Almost every day of the week in season, Amber Waves holds morning and afternoon classes for children — Baby Farmer Music Class on Tuesday mornings, Baby Farmer Circle Time Wednesday mornings, Toddler Farmer Class Monday and Wednesday mornings and afternoons, Little Farmer Class on Mondays, Tuesdays, Wednesdays, and Thursdays, Kids Cooking Class Mondays and Wednesdays, Young Farmers Cooking Class on Tuesdays, and Tween Farmer Cooking Class on Thursdays.
“I am one of 300 families that attend weekly,” Vickie Lundine of Springs told the committee. Trying to cross Montauk Highway against the steady stream of traffic, she said, is challenging, and she hoped the group would support her appeal to the state — Route 27 is a state road — for relief. Assemblyman Fred W. Thiele Jr. is helping, she said, and the State Department of Transportation has said it will look into the matter.
When she sat down there was a buzz in the room, several committee members talking at once. David Hillman said that all of Main Street, especially in front of the Stephen Talkhouse, should be “incorporated” in a study of new crosswalks, while Jim McMillan and Jaine Mehring protested that there are three already and that’s enough. Carl Hamilton, a longtime member of the Amagansett Fire Department, said people ignore all the crosswalks and jaywalk everywhere. “The drivers even ignore ambulances,” he said, shaking his head.
A spirited discussion of the numerous events at Amber Waves, with their concomitant parking problems, ensued. Amanda Merrow, a co-founder, told the group that “our whole purpose is to get people on the property.”
Maybe not so many, rejoined several members. “Give us our farmers market back,” said Mr. McMillan. “You don’t need all those classes and events.” Amber Waves, though, defines itself on the web as a “501(c)(3) not-for-profit farm with education at its core,” and “we do need funding,” Ms. Merrow said.

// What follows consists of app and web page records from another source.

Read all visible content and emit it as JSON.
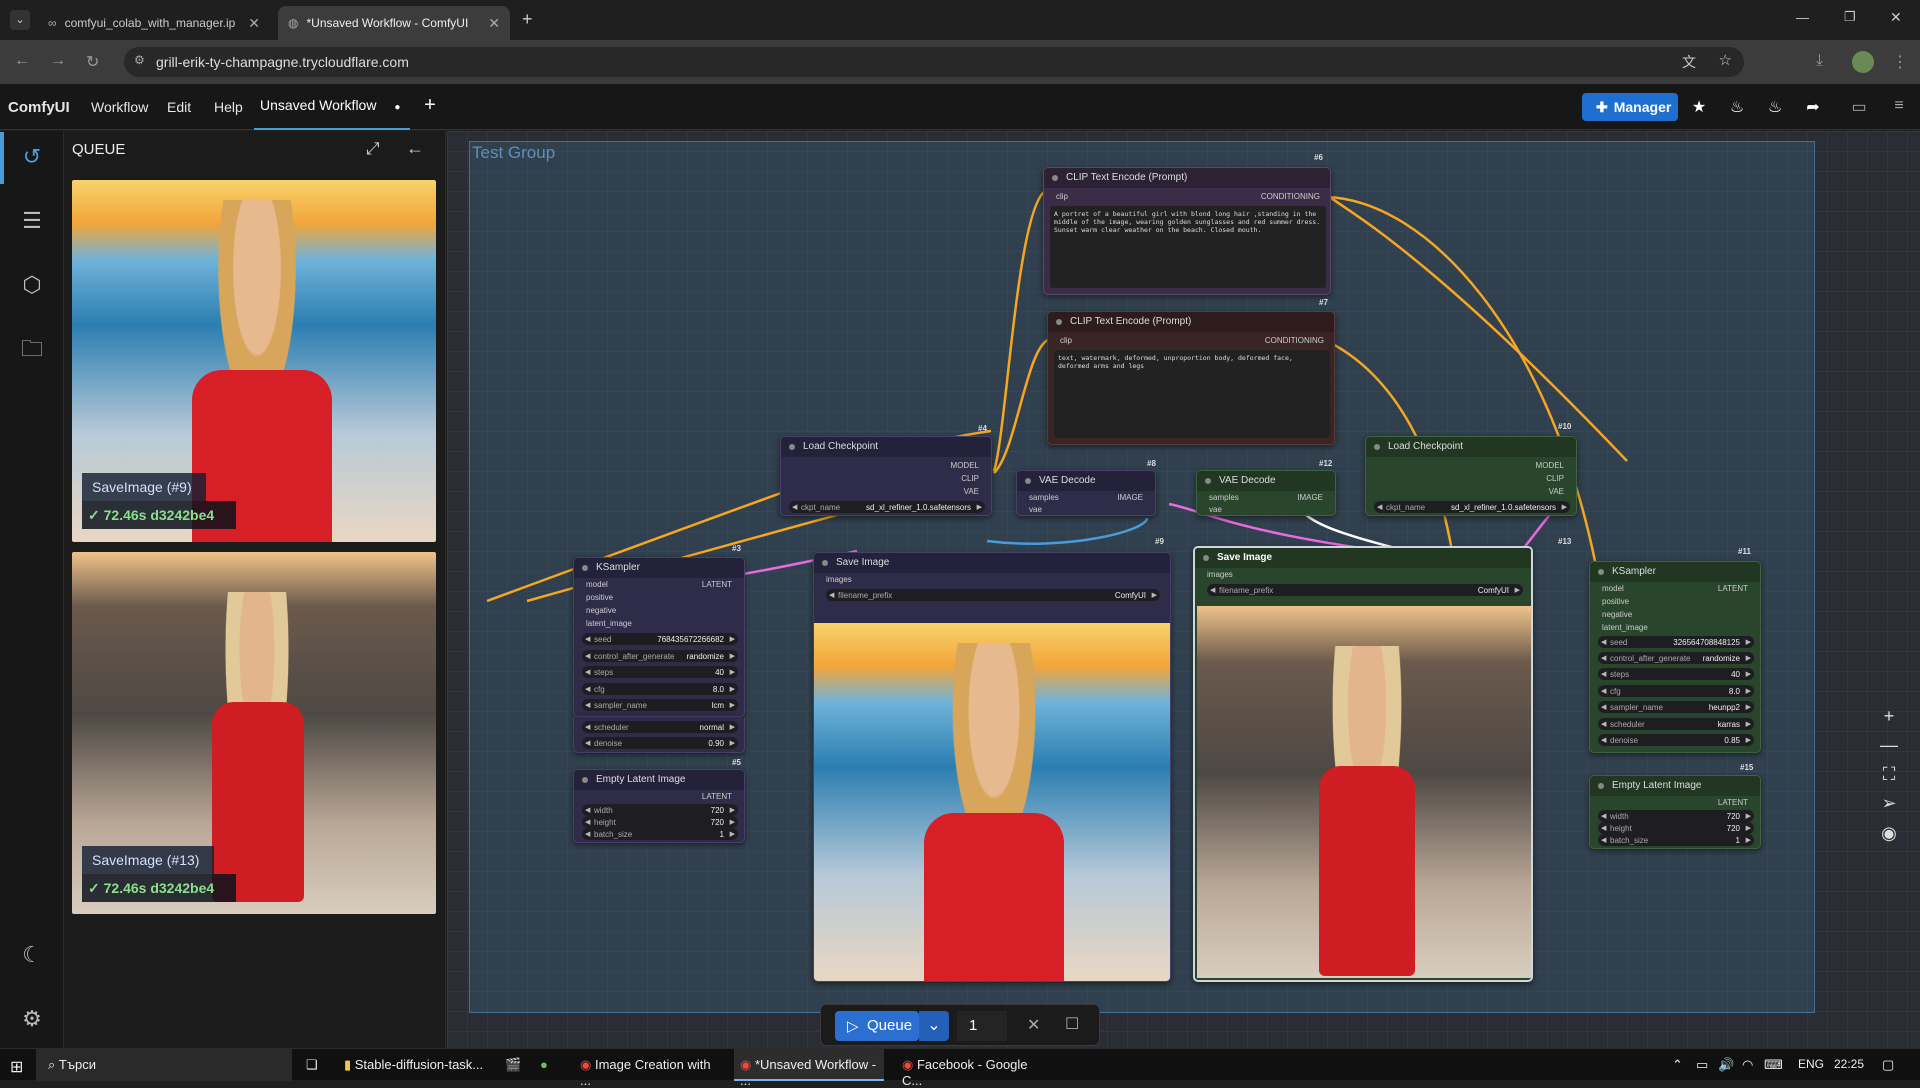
{
  "browser": {
    "tabs": [
      {
        "label": "comfyui_colab_with_manager.ip",
        "icon": "colab-icon"
      },
      {
        "label": "*Unsaved Workflow - ComfyUI",
        "icon": "globe-icon"
      }
    ],
    "url": "grill-erik-ty-champagne.trycloudflare.com"
  },
  "menu": {
    "brand": "ComfyUI",
    "items": [
      "Workflow",
      "Edit",
      "Help"
    ],
    "workflow_tab": "Unsaved Workflow",
    "manager_label": "Manager"
  },
  "queue_panel": {
    "title": "QUEUE",
    "items": [
      {
        "label": "SaveImage (#9)",
        "time": "72.46s d3242be4"
      },
      {
        "label": "SaveImage (#13)",
        "time": "72.46s d3242be4"
      }
    ]
  },
  "group": {
    "title": "Test Group"
  },
  "nodes": {
    "clip1": {
      "id": "#6",
      "title": "CLIP Text Encode (Prompt)",
      "in": "clip",
      "out": "CONDITIONING",
      "text": "A portret of a beautiful girl with blond long hair ,standing in the middle of the image, wearing golden sunglasses and red summer dress. Sunset warm clear weather on the beach. Closed mouth."
    },
    "clip2": {
      "id": "#7",
      "title": "CLIP Text Encode (Prompt)",
      "in": "clip",
      "out": "CONDITIONING",
      "text": "text, watermark, deformed, unproportion body, deformed face, deformed arms and legs"
    },
    "ckpt1": {
      "id": "#4",
      "title": "Load Checkpoint",
      "outs": [
        "MODEL",
        "CLIP",
        "VAE"
      ],
      "w_name": "ckpt_name",
      "w_val": "sd_xl_refiner_1.0.safetensors"
    },
    "ckpt2": {
      "id": "#10",
      "title": "Load Checkpoint",
      "outs": [
        "MODEL",
        "CLIP",
        "VAE"
      ],
      "w_name": "ckpt_name",
      "w_val": "sd_xl_refiner_1.0.safetensors"
    },
    "vae1": {
      "id": "#8",
      "title": "VAE Decode",
      "ins": [
        "samples",
        "vae"
      ],
      "out": "IMAGE"
    },
    "vae2": {
      "id": "#12",
      "title": "VAE Decode",
      "ins": [
        "samples",
        "vae"
      ],
      "out": "IMAGE"
    },
    "ks1": {
      "id": "#3",
      "title": "KSampler",
      "ins": [
        "model",
        "positive",
        "negative",
        "latent_image"
      ],
      "out": "LATENT",
      "widgets": [
        [
          "seed",
          "768435672266682"
        ],
        [
          "control_after_generate",
          "randomize"
        ],
        [
          "steps",
          "40"
        ],
        [
          "cfg",
          "8.0"
        ],
        [
          "sampler_name",
          "lcm"
        ],
        [
          "scheduler",
          "normal"
        ],
        [
          "denoise",
          "0.90"
        ]
      ]
    },
    "ks2": {
      "id": "#11",
      "title": "KSampler",
      "ins": [
        "model",
        "positive",
        "negative",
        "latent_image"
      ],
      "out": "LATENT",
      "widgets": [
        [
          "seed",
          "326564708848125"
        ],
        [
          "control_after_generate",
          "randomize"
        ],
        [
          "steps",
          "40"
        ],
        [
          "cfg",
          "8.0"
        ],
        [
          "sampler_name",
          "heunpp2"
        ],
        [
          "scheduler",
          "karras"
        ],
        [
          "denoise",
          "0.85"
        ]
      ]
    },
    "save1": {
      "id": "#9",
      "title": "Save Image",
      "in": "images",
      "w_name": "filename_prefix",
      "w_val": "ComfyUI"
    },
    "save2": {
      "id": "#13",
      "title": "Save Image",
      "in": "images",
      "w_name": "filename_prefix",
      "w_val": "ComfyUI"
    },
    "lat1": {
      "id": "#5",
      "title": "Empty Latent Image",
      "out": "LATENT",
      "widgets": [
        [
          "width",
          "720"
        ],
        [
          "height",
          "720"
        ],
        [
          "batch_size",
          "1"
        ]
      ]
    },
    "lat2": {
      "id": "#15",
      "title": "Empty Latent Image",
      "out": "LATENT",
      "widgets": [
        [
          "width",
          "720"
        ],
        [
          "height",
          "720"
        ],
        [
          "batch_size",
          "1"
        ]
      ]
    }
  },
  "queue_bar": {
    "label": "Queue",
    "count": "1"
  },
  "taskbar": {
    "search": "Търси",
    "apps": [
      "Stable-diffusion-task...",
      "Image Creation with ...",
      "*Unsaved Workflow - ...",
      "Facebook - Google C..."
    ],
    "lang": "ENG",
    "time": "22:25"
  },
  "colors": {
    "accent": "#1f6fd1",
    "group": "#3f6f95",
    "node_purple": "#2f2c4a",
    "node_brown": "#3a2525",
    "node_green": "#29452c"
  }
}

Someone suggested that the market’s employees park across the street, “since their cars don’t move,” and let parents and shoppers use the land behind. That space is limited, however. While Ms. Merrow promised to “look into the parking,” both the people and the problem may have gone away by the time the committee meets next, a week after Labor Day.
In other business, the committee voted unanimously to write the town board about its townwide streetlight conversion project, protesting that “changing bulbs on existing poles” to improve “safety” is not what Amagansett really needs.
“On Amagansett Main Street, the poles are in unfortunate locations,” said John Broderick, who drew up the letter. “The entrance to the Amagansett parking lot absolutely requires lighting,” he wrote, as does Main Street itself — and the new poles “will require excavation and power cable runs.” In sum, said Mr. Broderick, there is a “major missing expenditure” in the current plan.